You don’t get labelled a prospective England captain for nothing. And when Blues scouted Curtis Davies in his early days he reminded them of a young Paul McGrath.
High praise, exalted company indeed.
Davies’ career path has not panned out as one right to the very top, as once was imagined. There are always twists and turns and circumstances beyond a player’s control along the way.
But this season Davies has undoubtedly performed in the manner of a top class defender and leader.
After his big move from Albion to Villa in 2007, it wasn’t quite the lift-off expected for Davies. Injuries and a feeling that Martin O’Neill didn’t give him a fair crack at things meant his career stalled.
After a loan spell at Leicester City, Blues brought him to St Andrew’s just over a year ago.
He had a difficult settling-in period as Blues slithered to Premier League relegation. But his immense performance on the last day of the campaign at Spurs hinted at what was to come.
And as one of the holdovers from a huge summer of upheaval that saw Roger Johnson, Scott Dann, Martin Jiranek and subsequently Liam Ridgewell leave, Blues reliance on him was always going to be critical.
Davies has responded in style.
He scored Blues’ opening goal of the season at Derby County for good measure (and has continued to be a major threat at set-pieces) and settled into a vein of form that has him earmarked as a player-of-the-season candidate already. Davies has found a home, he has the trust of his manager, he has responsibility and he is playing regularly.
The wily knowledge of Steven Caldwell alongside him has helped, as has David Murphy and Stephen Carr/Jonathan Spector at full-back.
Yet Davies has emerged as a class act and an inspiring figure this campaign in a redoubtable Blues team.
Of course, Davies and Blues are not pitting themselves against some of the world’s best attacks week in, week out in the Premier League. In Europe and in the FA Cup at Chelsea, they haven’t done badly, mind.
Fernando Torres was seen off at Stamford Bridge last Saturday by half-time, then Didier Drogba didn’t get his own way.
Davies has insisted that whilst the plaudits are nice, his mission to help Blues gain promotion from the Championship is the main concern – and performing consistently against whoever his opponents are.
Asked about his own worth after Blues 1-1 fifth round draw, and how he didn’t look out of place, he commented: “It’s easier to judge as you don’t get the same quality in the Championship. And I didn’t feel that anyone took advantage of me. But it’s important to keep it up in the league every week.”

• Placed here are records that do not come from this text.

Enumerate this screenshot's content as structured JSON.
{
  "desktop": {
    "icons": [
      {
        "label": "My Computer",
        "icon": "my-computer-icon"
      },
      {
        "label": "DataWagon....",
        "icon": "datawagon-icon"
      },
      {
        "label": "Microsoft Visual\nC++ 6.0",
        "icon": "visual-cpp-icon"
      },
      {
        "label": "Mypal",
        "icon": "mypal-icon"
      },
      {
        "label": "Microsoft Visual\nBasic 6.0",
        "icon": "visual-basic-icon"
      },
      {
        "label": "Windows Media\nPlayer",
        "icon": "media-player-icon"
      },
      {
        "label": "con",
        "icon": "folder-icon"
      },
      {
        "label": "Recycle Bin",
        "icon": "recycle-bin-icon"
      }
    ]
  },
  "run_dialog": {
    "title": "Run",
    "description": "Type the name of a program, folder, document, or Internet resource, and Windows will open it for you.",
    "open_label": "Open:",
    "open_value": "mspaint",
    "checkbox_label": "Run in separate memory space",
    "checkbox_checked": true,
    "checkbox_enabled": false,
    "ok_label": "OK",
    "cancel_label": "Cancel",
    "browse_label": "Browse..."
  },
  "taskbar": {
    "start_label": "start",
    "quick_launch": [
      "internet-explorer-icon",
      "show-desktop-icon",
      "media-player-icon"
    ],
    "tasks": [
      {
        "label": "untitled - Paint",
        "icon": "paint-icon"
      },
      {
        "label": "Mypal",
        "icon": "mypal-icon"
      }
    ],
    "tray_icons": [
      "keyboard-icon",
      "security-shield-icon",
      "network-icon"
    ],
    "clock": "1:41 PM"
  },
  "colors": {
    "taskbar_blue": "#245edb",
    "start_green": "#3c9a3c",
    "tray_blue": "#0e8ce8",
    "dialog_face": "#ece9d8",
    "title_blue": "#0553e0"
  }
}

And that’s as a team, he added: “People talk about the defence as a defensive four. But the five in front of us, they put in a great shift.
“Their midfielders, even their holding midfielders, everyone was bombing on so you have to follow your runners and basically cover other people. Everyone covered every blade of grass and worked hard for one another, and that’s what we’ve done as a team all season.”